Former Prime Minister Sir Edward "Ted" Heath was allegedly accused of child sex abuse in the 1990s, it has been revealed.
The Independent Police Complaints Commission (IPCC) said on Monday it would investigate how Wiltshire Police handled the allegations, after a retired senior officer claimed a prosecution was not pursued when someone threatened to publicly accuse the former prime minister.
Heath is the most senior politician yet to be publicly accused of in an alleged child sex abuse case.
In a statement, the IPCC said: "(We are) to investigate allegations concerning Wiltshire Police’s handling of an alleged claim of child sexual abuse made in the 1990s.
"It is alleged that a criminal prosecution was not pursued, when a person threatened to expose that Sir Edward Heath may have been involved in offences concerning children.
"In addition to this allegation, the IPCC will examine whether Wiltshire Police subsequently took any steps to investigate these claims."
"The allegations were referred to the IPCC by Wiltshire Police following allegations made by a retired senior officer."
Heath, who was prime minister from 1970 to 1974, was still an MP in the 1990s.
He stood down from parliament in 2001 and died in 2005 aged 89.
Friends of Heath have for years insisted that he was celibate and have pointed out that he had police protection 24 hours a day since he was elected Tory party leader in 1965.
With such a constant special branch presence, which lasted until he died, colleagues have claimed that he could not have engaged in illegal behaviour.
Wiltshire Police said it wanted to speak to witnesses or victims who could stand up the allegations against Heath, who lived in Salisbury for many years.
A force spokesperson said: "Sir Edward Heath has been named in relation to offences concerning children. He lived in Salisbury for many years and we would like to hear from anyone who has any relevant information that may assist us in our enquiries or anyone who believes they may have been a victim...
"If there is evidence of offences having been committed we will ensure that , if possible, those responsible are held to account through a thorough and detailed investigation. This includes any other parties who are identified as having been involved in child sex abuse.
“Some people may never have spoken out about the abuse they have suffered but we would urge them to please contact us and to not suffer in silence."
Peter Wanless, chief executive of the NSPCC, said: “It’s important that people who believe they have been victims of abuse have the confidence to speak out knowing that their voices will be listened to.
Whether abuse happened in the past, or is occurring today, whether those being accused are authority figures or not, allegations of crimes against children must be investigated thoroughly.
"While some people wait years before speaking out, we would urge them to act quickly so they can get help as soon as possible.
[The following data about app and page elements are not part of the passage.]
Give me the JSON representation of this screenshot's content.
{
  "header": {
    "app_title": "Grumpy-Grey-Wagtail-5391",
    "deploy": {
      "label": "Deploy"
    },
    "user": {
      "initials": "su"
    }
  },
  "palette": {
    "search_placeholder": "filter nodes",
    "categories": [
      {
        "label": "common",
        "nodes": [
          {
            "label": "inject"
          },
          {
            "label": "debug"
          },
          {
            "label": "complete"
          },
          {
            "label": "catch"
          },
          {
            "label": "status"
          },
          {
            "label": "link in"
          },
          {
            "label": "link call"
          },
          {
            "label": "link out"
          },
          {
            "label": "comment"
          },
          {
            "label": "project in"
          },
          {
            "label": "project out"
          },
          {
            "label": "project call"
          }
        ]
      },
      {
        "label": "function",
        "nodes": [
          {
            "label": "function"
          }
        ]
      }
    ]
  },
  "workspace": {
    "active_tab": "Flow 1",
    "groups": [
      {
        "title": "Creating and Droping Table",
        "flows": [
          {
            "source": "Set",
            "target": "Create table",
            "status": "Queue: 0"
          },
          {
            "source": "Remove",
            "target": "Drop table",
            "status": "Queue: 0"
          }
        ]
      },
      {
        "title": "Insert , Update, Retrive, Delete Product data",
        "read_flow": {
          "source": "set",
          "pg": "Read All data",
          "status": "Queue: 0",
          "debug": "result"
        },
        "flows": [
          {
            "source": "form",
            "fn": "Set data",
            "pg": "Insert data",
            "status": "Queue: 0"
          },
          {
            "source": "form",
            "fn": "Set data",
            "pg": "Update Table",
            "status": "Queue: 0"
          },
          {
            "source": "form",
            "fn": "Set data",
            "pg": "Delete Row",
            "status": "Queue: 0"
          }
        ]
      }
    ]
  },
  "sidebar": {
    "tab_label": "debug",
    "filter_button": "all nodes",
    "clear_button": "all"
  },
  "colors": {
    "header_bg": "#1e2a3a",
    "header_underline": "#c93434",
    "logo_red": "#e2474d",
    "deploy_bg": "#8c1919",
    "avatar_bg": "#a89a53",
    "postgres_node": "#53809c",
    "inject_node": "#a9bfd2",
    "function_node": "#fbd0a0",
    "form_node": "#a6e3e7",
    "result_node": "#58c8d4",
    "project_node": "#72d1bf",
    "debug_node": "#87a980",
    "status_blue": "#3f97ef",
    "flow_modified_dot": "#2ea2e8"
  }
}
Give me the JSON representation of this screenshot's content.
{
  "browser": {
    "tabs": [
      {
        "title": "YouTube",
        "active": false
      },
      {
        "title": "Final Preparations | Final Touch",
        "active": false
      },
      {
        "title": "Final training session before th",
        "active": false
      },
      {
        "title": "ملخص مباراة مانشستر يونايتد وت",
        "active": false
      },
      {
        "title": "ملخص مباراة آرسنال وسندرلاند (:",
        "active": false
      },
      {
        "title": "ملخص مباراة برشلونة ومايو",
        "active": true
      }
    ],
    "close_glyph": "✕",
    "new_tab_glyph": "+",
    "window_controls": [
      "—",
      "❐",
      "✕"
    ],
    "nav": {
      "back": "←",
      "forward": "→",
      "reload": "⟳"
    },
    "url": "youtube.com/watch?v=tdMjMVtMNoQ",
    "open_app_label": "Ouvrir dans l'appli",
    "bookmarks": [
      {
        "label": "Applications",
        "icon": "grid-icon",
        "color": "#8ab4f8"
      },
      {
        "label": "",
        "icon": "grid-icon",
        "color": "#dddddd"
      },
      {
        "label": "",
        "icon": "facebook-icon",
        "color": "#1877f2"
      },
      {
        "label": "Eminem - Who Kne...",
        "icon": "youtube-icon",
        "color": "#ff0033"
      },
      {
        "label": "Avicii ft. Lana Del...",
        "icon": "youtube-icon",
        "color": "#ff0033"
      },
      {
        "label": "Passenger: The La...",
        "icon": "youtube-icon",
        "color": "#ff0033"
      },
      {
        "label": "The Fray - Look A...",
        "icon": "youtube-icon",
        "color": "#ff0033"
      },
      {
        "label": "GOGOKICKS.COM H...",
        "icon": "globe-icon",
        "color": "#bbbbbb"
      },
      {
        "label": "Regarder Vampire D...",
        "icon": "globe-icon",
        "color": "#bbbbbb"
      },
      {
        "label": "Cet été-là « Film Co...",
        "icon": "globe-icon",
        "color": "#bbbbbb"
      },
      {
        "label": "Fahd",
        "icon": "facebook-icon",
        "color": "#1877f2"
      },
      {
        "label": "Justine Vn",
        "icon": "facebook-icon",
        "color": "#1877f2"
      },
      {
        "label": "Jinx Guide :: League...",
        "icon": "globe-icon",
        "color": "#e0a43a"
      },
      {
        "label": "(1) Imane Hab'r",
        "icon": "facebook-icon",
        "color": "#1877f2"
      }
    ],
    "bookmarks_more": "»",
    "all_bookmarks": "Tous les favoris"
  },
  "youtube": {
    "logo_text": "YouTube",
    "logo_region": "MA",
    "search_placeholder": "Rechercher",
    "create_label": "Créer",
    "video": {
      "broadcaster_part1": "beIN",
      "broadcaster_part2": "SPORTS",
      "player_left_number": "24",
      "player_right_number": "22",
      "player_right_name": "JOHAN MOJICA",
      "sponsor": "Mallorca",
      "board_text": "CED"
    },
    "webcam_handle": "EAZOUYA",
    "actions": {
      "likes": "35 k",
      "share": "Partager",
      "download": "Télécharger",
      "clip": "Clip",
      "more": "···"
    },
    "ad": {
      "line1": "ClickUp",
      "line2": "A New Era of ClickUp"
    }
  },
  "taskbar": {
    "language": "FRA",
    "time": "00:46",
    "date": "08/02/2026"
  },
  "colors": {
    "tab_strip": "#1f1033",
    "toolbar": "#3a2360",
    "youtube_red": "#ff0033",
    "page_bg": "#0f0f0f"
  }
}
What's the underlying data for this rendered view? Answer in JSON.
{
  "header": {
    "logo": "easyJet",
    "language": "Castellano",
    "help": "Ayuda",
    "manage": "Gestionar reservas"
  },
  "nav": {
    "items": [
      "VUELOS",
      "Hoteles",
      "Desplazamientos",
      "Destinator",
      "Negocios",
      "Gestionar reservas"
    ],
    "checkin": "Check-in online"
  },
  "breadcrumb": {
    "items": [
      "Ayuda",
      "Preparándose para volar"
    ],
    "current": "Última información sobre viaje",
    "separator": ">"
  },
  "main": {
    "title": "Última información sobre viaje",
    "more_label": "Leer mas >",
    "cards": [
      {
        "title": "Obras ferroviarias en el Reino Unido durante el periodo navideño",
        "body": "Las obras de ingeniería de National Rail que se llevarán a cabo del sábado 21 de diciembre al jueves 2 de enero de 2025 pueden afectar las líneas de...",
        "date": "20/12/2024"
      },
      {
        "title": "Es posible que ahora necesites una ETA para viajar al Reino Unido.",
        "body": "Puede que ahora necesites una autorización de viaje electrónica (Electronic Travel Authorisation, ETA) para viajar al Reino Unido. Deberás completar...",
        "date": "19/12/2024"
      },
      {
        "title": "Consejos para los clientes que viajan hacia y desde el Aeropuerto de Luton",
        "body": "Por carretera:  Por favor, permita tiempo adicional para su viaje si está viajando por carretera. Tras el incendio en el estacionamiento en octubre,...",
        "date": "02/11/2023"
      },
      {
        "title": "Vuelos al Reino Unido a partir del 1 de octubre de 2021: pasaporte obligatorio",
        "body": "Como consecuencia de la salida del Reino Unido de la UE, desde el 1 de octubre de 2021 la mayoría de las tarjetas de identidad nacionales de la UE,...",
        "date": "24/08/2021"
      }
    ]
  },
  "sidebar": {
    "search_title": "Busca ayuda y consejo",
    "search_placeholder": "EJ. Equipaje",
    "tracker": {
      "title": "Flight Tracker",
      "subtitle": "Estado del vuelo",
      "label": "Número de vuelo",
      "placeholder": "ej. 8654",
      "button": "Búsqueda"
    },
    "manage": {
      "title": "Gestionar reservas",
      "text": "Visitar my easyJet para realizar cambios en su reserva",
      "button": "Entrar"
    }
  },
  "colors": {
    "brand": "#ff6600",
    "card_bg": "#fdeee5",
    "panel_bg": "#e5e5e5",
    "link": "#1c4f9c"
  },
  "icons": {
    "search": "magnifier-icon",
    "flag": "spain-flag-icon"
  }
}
Our trained helpline counsellors are always on duty round the clock to listen and provide assistance.”
The NSPCC helpline for this inquiry is 0808 800 5000.Suggest a correction